(Stored items from a collection)
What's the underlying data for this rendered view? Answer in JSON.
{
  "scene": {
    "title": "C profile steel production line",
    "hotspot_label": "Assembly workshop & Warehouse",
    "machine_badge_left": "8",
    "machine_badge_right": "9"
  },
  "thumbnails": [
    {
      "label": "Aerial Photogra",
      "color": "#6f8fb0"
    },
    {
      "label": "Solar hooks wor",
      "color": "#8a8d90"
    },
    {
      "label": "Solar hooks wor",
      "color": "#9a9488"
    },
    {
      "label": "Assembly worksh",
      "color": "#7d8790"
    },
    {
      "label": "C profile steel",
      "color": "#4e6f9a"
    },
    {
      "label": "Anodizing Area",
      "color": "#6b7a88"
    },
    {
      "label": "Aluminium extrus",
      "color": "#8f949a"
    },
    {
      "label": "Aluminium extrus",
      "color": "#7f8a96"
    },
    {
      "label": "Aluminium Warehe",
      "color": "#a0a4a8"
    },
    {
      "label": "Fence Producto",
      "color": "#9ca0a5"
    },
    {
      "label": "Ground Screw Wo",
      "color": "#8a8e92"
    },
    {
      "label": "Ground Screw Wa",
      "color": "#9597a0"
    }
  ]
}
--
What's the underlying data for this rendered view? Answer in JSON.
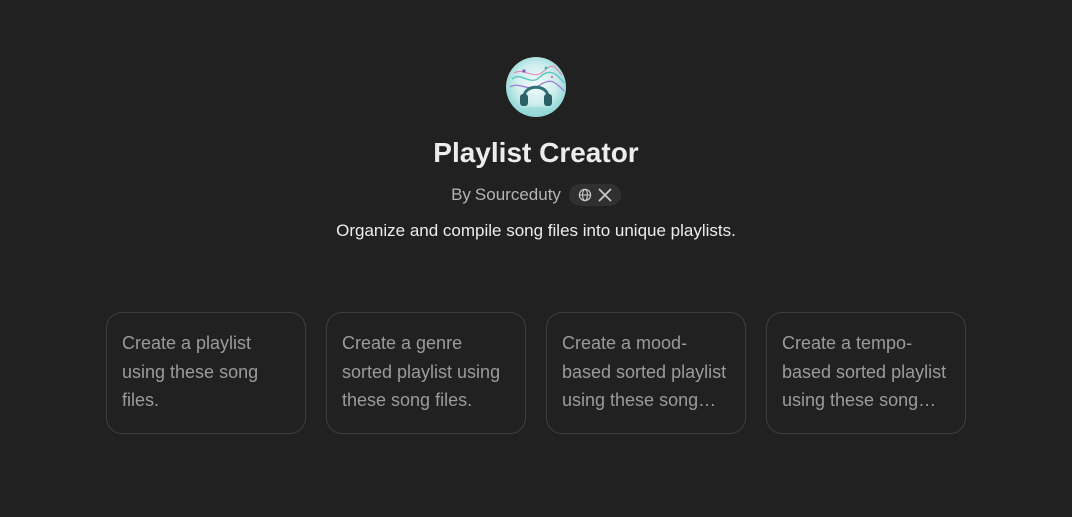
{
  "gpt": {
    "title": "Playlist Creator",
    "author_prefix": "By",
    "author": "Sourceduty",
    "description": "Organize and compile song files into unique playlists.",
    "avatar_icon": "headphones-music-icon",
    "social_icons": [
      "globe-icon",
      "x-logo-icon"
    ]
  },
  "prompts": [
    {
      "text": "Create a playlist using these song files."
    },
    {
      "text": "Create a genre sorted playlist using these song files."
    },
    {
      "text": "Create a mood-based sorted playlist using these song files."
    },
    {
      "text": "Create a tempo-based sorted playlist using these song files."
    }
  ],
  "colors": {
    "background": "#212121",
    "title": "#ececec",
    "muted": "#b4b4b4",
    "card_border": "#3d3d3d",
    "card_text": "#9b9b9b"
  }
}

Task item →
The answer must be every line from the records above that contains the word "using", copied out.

Response box →
      "text": "Create a playlist using these song files."
      "text": "Create a genre sorted playlist using these song files."
      "text": "Create a mood-based sorted playlist using these song files."
      "text": "Create a tempo-based sorted playlist using these song files."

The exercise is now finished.